*The records*.
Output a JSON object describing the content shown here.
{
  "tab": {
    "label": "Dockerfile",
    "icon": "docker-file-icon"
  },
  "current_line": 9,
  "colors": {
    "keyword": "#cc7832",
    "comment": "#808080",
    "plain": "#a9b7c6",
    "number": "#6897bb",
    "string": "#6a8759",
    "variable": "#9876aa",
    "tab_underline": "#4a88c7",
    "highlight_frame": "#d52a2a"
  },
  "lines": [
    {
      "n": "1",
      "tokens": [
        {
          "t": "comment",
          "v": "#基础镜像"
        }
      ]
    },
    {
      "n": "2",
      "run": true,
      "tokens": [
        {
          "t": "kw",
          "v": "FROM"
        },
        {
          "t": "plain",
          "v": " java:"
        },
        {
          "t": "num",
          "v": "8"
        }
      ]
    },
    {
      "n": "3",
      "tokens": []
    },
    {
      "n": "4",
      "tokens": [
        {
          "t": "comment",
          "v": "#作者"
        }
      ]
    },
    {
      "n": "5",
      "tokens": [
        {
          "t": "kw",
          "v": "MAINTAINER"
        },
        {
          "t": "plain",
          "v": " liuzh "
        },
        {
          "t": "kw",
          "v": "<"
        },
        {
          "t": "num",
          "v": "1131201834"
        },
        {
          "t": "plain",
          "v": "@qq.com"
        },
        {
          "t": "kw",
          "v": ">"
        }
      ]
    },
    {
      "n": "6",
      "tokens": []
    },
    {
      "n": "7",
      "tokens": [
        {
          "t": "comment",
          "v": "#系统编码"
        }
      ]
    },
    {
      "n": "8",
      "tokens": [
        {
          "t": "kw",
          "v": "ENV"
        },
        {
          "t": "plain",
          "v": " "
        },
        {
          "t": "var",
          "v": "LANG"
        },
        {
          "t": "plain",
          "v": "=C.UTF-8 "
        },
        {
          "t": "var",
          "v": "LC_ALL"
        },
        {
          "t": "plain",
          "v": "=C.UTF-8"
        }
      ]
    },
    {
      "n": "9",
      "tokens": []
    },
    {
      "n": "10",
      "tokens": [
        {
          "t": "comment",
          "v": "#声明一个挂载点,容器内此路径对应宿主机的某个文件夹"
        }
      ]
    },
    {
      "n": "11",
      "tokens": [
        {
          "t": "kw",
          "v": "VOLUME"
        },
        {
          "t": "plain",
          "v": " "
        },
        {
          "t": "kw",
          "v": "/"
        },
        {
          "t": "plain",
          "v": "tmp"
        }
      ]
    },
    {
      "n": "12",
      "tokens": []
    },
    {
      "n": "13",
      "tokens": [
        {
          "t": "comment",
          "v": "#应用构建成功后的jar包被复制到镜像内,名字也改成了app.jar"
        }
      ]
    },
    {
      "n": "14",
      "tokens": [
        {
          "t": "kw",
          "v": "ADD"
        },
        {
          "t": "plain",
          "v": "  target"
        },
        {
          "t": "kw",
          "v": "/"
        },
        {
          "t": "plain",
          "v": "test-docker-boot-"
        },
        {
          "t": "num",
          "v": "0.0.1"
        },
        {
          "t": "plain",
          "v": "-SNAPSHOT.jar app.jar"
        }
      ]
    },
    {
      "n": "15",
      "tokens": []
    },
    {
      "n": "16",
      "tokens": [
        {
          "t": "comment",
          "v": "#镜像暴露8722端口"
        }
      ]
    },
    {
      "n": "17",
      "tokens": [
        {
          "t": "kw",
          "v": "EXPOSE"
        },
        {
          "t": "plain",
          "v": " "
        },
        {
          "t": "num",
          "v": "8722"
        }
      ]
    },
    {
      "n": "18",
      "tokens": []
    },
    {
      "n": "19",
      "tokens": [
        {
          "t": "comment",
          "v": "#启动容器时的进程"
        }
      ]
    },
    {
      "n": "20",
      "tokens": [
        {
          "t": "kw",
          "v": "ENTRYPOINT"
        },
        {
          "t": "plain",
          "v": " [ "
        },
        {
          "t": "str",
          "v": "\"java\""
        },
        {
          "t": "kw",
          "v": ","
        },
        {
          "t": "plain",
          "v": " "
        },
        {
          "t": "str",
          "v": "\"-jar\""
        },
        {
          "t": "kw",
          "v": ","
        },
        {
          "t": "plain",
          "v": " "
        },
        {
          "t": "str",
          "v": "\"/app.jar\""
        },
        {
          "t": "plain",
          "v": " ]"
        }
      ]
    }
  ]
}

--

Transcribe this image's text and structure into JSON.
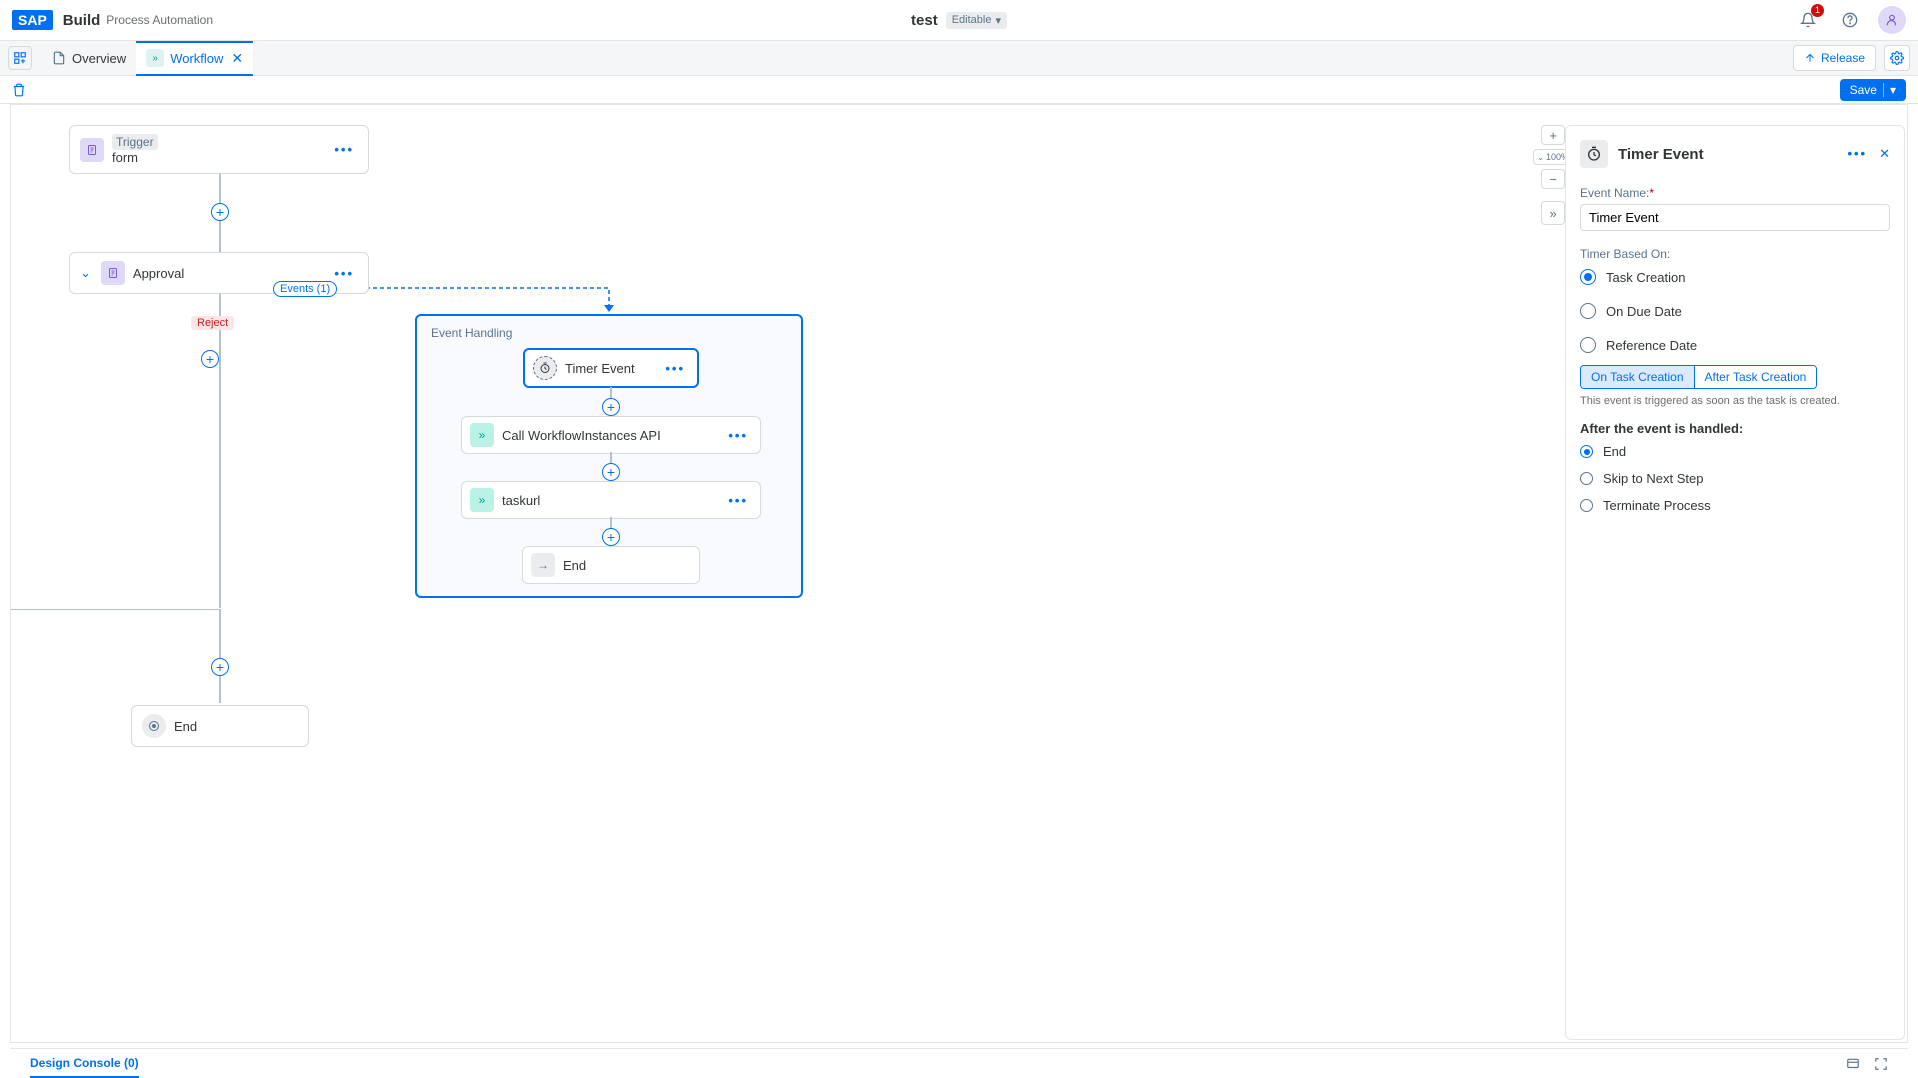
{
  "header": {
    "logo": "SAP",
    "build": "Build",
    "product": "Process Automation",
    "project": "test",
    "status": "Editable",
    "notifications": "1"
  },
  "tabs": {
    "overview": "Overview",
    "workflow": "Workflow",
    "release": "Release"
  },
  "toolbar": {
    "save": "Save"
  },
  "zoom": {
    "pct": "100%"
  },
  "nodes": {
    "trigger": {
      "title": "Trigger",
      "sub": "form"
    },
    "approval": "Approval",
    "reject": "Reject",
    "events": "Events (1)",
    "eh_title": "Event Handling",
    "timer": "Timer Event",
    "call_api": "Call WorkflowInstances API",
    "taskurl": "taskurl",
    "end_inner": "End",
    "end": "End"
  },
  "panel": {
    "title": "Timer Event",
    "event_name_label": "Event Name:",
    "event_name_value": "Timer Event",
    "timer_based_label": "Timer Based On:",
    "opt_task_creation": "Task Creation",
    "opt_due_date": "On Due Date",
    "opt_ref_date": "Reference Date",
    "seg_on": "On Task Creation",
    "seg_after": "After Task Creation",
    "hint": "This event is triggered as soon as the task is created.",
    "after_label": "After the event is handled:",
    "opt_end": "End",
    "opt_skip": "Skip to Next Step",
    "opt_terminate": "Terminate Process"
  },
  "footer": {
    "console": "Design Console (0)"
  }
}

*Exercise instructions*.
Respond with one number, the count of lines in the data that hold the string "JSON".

*Answer to this problem*.
2